Close your tab and don’t forget to choose Stop Runtime on the Studio Lab project page.
SageMaker Studio Lab is accessible to medical image AI research communities at no cost and can be used for medical image AI modeling and interactive medical image visualization in combination with MONAI and itkWidgets. You can use the TCIA open data and sample notebooks with Studio Lab at training events, like hackathons and workshops. With this solution, scientists and researchers can quickly experiment, collaborate, and innovate with medical image AI. If you have an AWS account and have set up a SageMaker Studio domain, you can also run these notebooks on Studio using the default Data Science Python kernel (with the
ImJoy-jupyter-extension installed) while selecting from a variety of compute instance types.
Studio Lab also launched a new feature at AWS re:Invent 2022 to take the notebooks developed in Studio Lab and run them as batch jobs on a recurring schedule in your AWS accounts. Therefore, you can scale your ML experiments beyond the free compute limitations of Studio Lab and use more powerful compute instances with much bigger datasets on your AWS accounts.
If you’re interested in learning more about how AWS can help your healthcare or life sciences organization, please contact an AWS representative. For more information on MONAI and itkWidgets, please contact Kitware. New data is being added to TCIA on an ongoing basis, and your suggestions and contributions are welcome by visiting the TCIA website.
About the Authors
Stephen Aylward is Senior Director of Strategic Initiatives at Kitware, an Adjunct Professor of Computer at The University of North Carolina at Chapel Hill, and a fellow of the MICCAI Society.
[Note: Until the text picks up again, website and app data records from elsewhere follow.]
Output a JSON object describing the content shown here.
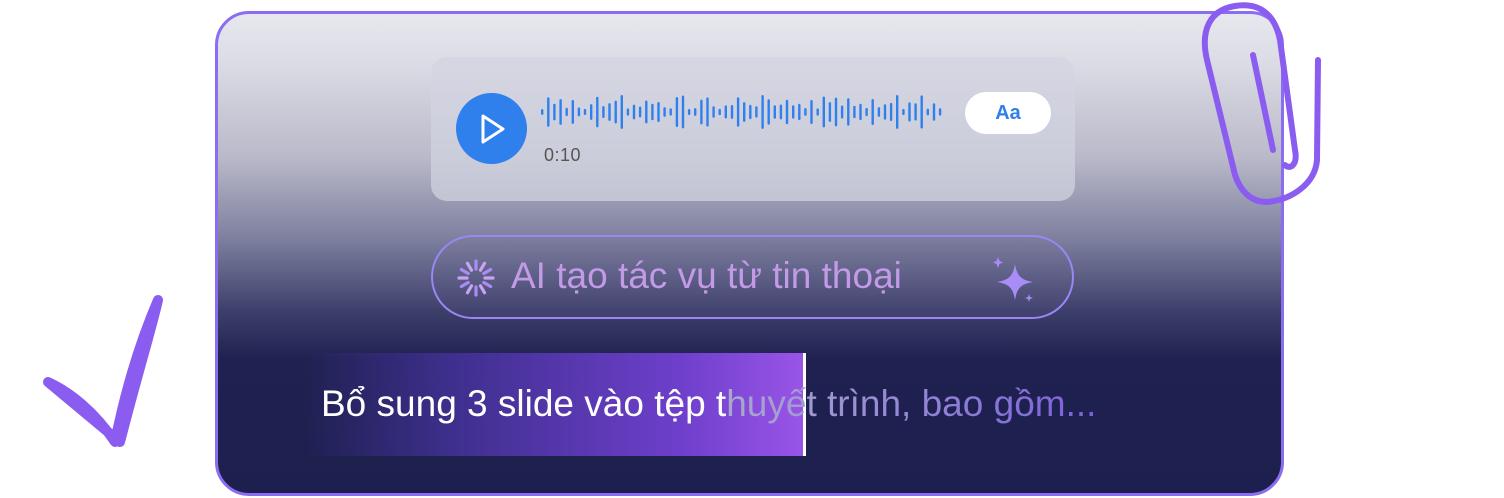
{
  "voice_message": {
    "duration": "0:10",
    "text_toggle_label": "Aa",
    "play_icon": "play-icon",
    "accent_color": "#2f80ed"
  },
  "ai_action": {
    "label": "AI tạo tác vụ từ tin thoại",
    "status_icon": "loading-spinner-icon",
    "decoration_icon": "sparkle-icon",
    "border_color": "#9a86f5"
  },
  "transcript": {
    "typed_text": "Bổ sung 3 slide vào tệp t",
    "pending_text": "huyết trình, bao gồm..."
  },
  "decorations": {
    "checkmark_icon": "checkmark-icon",
    "paperclip_icon": "paperclip-icon",
    "accent_purple": "#8b5cf0"
  }
}
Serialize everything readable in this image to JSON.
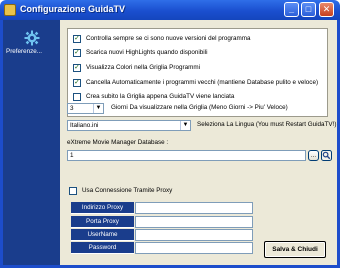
{
  "window": {
    "title": "Configurazione GuidaTV",
    "min_label": "_",
    "max_label": "□",
    "close_label": "✕"
  },
  "sidebar": {
    "icon": "gear-icon",
    "item_label": "Preferenze..."
  },
  "options": [
    {
      "label": "Controlla sempre se ci sono nuove versioni del programma",
      "checked": true
    },
    {
      "label": "Scarica nuovi HighLights quando disponibili",
      "checked": true
    },
    {
      "label": "Visualizza Colori nella Griglia Programmi",
      "checked": true
    },
    {
      "label": "Cancella Automaticamente i programmi vecchi (mantiene Database pulito e veloce)",
      "checked": true
    },
    {
      "label": "Crea subito la Griglia appena GuidaTV viene lanciata",
      "checked": false
    }
  ],
  "days": {
    "value": "3",
    "label": "Giorni Da visualizzare nella Griglia (Meno Giorni -> Piu' Veloce)"
  },
  "language": {
    "value": "Italiano.ini",
    "label": "Seleziona La Lingua (You must Restart GuidaTV!)"
  },
  "database": {
    "label": "eXtreme Movie Manager Database :",
    "value": "1",
    "browse_label": "...",
    "action_icon": "magnifier-icon"
  },
  "proxy": {
    "use_label": "Usa Connessione Tramite  Proxy",
    "use_checked": false,
    "fields": [
      {
        "label": "Indirizzo Proxy",
        "value": ""
      },
      {
        "label": "Porta Proxy",
        "value": ""
      },
      {
        "label": "UserName",
        "value": ""
      },
      {
        "label": "Password",
        "value": ""
      }
    ]
  },
  "save_label": "Salva & Chiudi",
  "colors": {
    "titlebar": "#1a4fcf",
    "sidebar": "#1a3d8c",
    "dialog_bg": "#ece9d8"
  }
}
Dr. Aylward founded Kitware’s office in North Carolina, has been a leader of several open-source initiatives, and is now Chair of the MONAI advisory board.
Matt McCormick, PhD, is a Distinguished Engineer at Kitware, where he leads development of the Insight Toolkit (ITK), a scientific image analysis toolkit. He has been a principal investigator and a co-investigator of several research grants from the National Institutes of Health (NIH), led engagements with United States national laboratories, and led various commercial projects providing advanced software for medical devices. Dr. McCormick is a strong advocate for community-driven open-source software, open science, and reproducible research.
Brianna Major is a Research and Development Engineer at Kitware with a passion for developing open source software and tools that will benefit the medical and scientific communities.
Justin Kirby is a Technical Project Manager at the Frederick National Laboratory for Cancer Research (FNLCR). His work is focused on methods to enable data sharing while preserving patient privacy to improve reproducibility and transparency in cancer imaging research. His team founded The Cancer Imaging Archive (TCIA) in 2010, which the research community has leveraged to publish over 200 datasets related to manuscripts, grants, challenge competitions, and major NCI research initiatives. These datasets have been discussed in over 1,500 peer reviewed publications.
Gang Fu is a Healthcare Solution Architect at AWS. He holds a PhD in Pharmaceutical Science from the University of Mississippi and has over ten years of technology and biomedical research experience. He is passionate about technology and the impact it can make on healthcare.
Alex Lemm is a Business Development Manager for Medical Imaging at AWS. Alex defines and executes go-to-market strategies with imaging partners and drives solutions development to accelerate AI/ML-based medical imaging research in the cloud. He is passionate about integrating open source ML frameworks with the AWS AI/ML stack.